Look over the lines below. Report each one that includes the string "time".
——
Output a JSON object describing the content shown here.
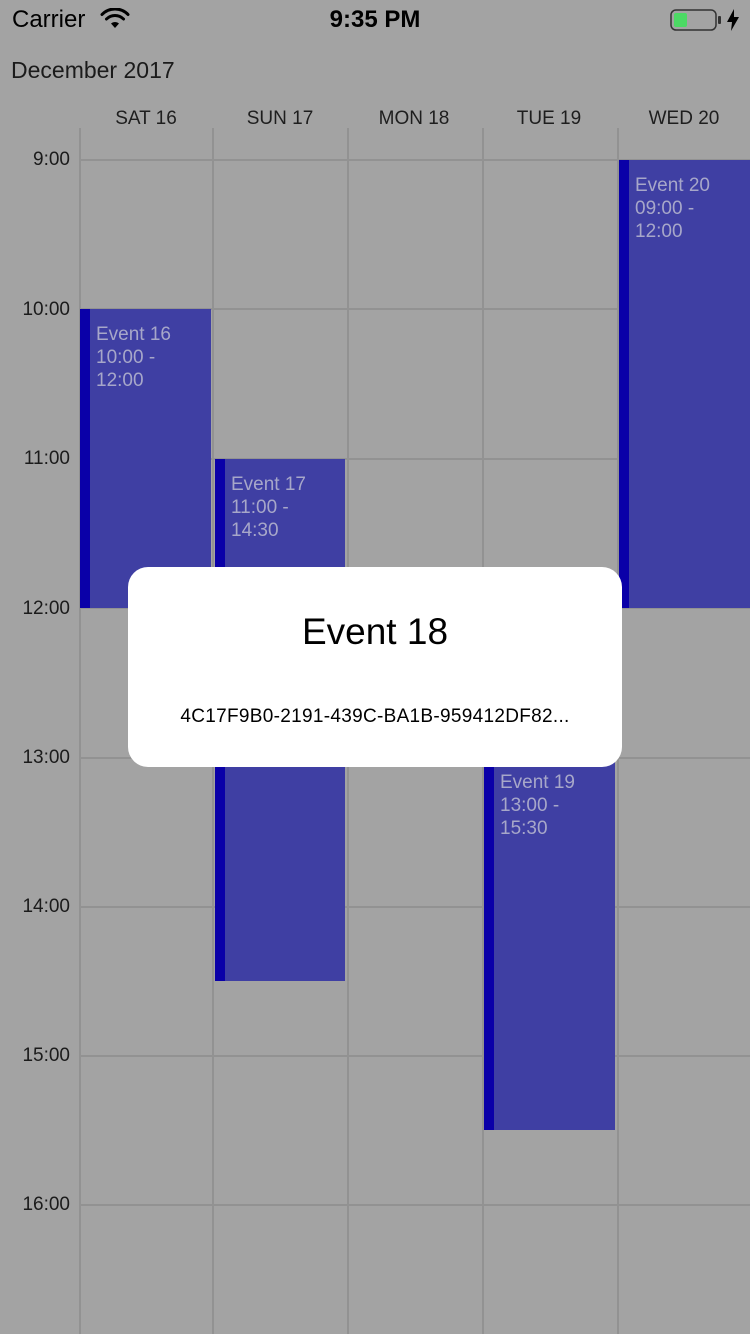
{
  "status_bar": {
    "carrier": "Carrier",
    "time": "9:35 PM",
    "battery_color": "#4cd964"
  },
  "calendar": {
    "month_title": "December 2017",
    "days": [
      "SAT 16",
      "SUN 17",
      "MON 18",
      "TUE 19",
      "WED 20"
    ],
    "hours": [
      "9:00",
      "10:00",
      "11:00",
      "12:00",
      "13:00",
      "14:00",
      "15:00",
      "16:00"
    ],
    "events": [
      {
        "title": "Event 16",
        "time": "10:00 -\n12:00"
      },
      {
        "title": "Event 17",
        "time": "11:00 -\n14:30"
      },
      {
        "title": "Event 19",
        "time": "13:00 -\n15:30"
      },
      {
        "title": "Event 20",
        "time": "09:00 -\n12:00"
      }
    ],
    "event_color": "#3f3fa3",
    "event_accent": "#0a00a8"
  },
  "popup": {
    "title": "Event 18",
    "subtitle": "4C17F9B0-2191-439C-BA1B-959412DF82..."
  }
}
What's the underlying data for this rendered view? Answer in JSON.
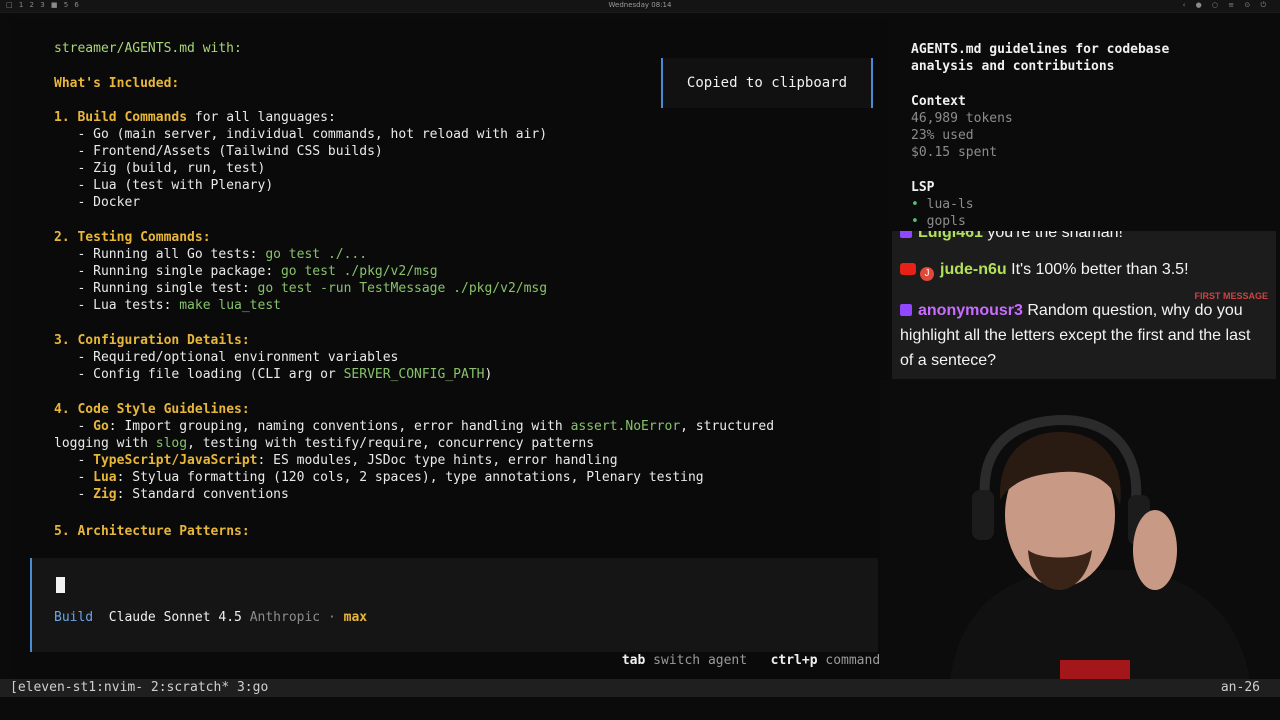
{
  "topbar": {
    "workspaces": "□ 1 2 3 ■ 5 6",
    "clock": "Wednesday 08:14",
    "tray": "‹ ● ○ ≡ ⊙ ⏻"
  },
  "terminal": {
    "lines": {
      "l1": "streamer/AGENTS.md with:",
      "l2": "What's Included:",
      "s1_num": "1. ",
      "s1_title": "Build Commands",
      "s1_rest": " for all languages:",
      "s1_a": "   - Go (main server, individual commands, hot reload with air)",
      "s1_b": "   - Frontend/Assets (Tailwind CSS builds)",
      "s1_c": "   - Zig (build, run, test)",
      "s1_d": "   - Lua (test with Plenary)",
      "s1_e": "   - Docker",
      "s2_num": "2. ",
      "s2_title": "Testing Commands:",
      "s2_a_pre": "   - Running all Go tests: ",
      "s2_a_code": "go test ./...",
      "s2_b_pre": "   - Running single package: ",
      "s2_b_code": "go test ./pkg/v2/msg",
      "s2_c_pre": "   - Running single test: ",
      "s2_c_code": "go test -run TestMessage ./pkg/v2/msg",
      "s2_d_pre": "   - Lua tests: ",
      "s2_d_code": "make lua_test",
      "s3_num": "3. ",
      "s3_title": "Configuration Details:",
      "s3_a": "   - Required/optional environment variables",
      "s3_b_pre": "   - Config file loading (CLI arg or ",
      "s3_b_code": "SERVER_CONFIG_PATH",
      "s3_b_post": ")",
      "s4_num": "4. ",
      "s4_title": "Code Style Guidelines:",
      "s4_a_pre": "   - ",
      "s4_a_lang": "Go",
      "s4_a_text": ": Import grouping, naming conventions, error handling with ",
      "s4_a_code": "assert.NoError",
      "s4_a_post": ", structured",
      "s4_a2_pre": "logging with ",
      "s4_a2_code": "slog",
      "s4_a2_post": ", testing with testify/require, concurrency patterns",
      "s4_b_lang": "TypeScript/JavaScript",
      "s4_b_text": ": ES modules, JSDoc type hints, error handling",
      "s4_c_lang": "Lua",
      "s4_c_text": ": Stylua formatting (120 cols, 2 spaces), type annotations, Plenary testing",
      "s4_d_lang": "Zig",
      "s4_d_text": ": Standard conventions",
      "s5_num": "5. ",
      "s5_title": "Architecture Patterns:"
    },
    "toast": "Copied to clipboard",
    "status": {
      "mode": "Build",
      "model": "Claude Sonnet 4.5",
      "provider": "Anthropic",
      "sep": " · ",
      "effort": "max"
    },
    "hints": {
      "k1": "tab",
      "t1": " switch agent",
      "k2": "ctrl+p",
      "t2": " commands"
    }
  },
  "sidebar": {
    "title": "AGENTS.md guidelines for codebase analysis and contributions",
    "context_label": "Context",
    "tokens": "46,989 tokens",
    "used": "23% used",
    "spent": "$0.15 spent",
    "lsp_label": "LSP",
    "lsp_items": [
      "lua-ls",
      "gopls"
    ]
  },
  "chat": {
    "first_badge": "FIRST MESSAGE",
    "messages": [
      {
        "user": "Luigi461",
        "text": " you're the shaman!",
        "color": "#b3e05a"
      },
      {
        "user": "jude-n6u",
        "text": " It's 100% better than 3.5!",
        "color": "#b3e05a"
      },
      {
        "user": "anonymousr3",
        "text": " Random question, why do you highlight all the letters except the first and the last of a sentece?",
        "color": "#c86cff"
      }
    ],
    "avatar_letter": "J"
  },
  "tmux": {
    "left": "[eleven-st1:nvim- 2:scratch* 3:go",
    "right": "an-26"
  }
}
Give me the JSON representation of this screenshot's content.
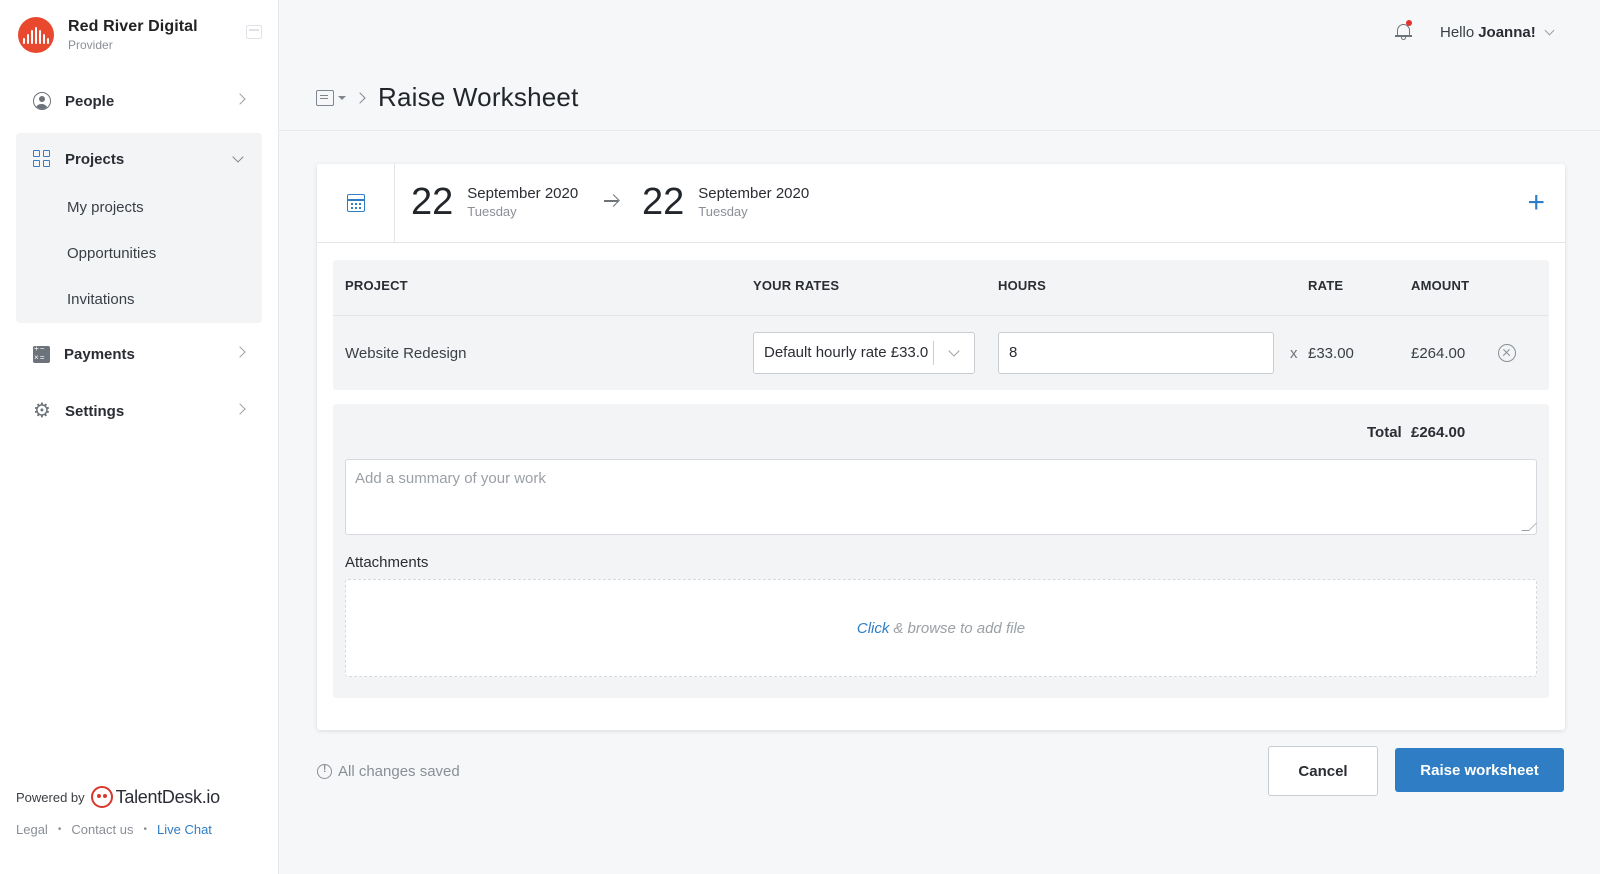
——
Result for this exercise -
    "time": "9:35 PM",
        "time": "10:00 -\n12:00"
        "time": "11:00 -\n14:30"
        "time": "13:00 -\n15:30"
        "time": "09:00 -\n12:00"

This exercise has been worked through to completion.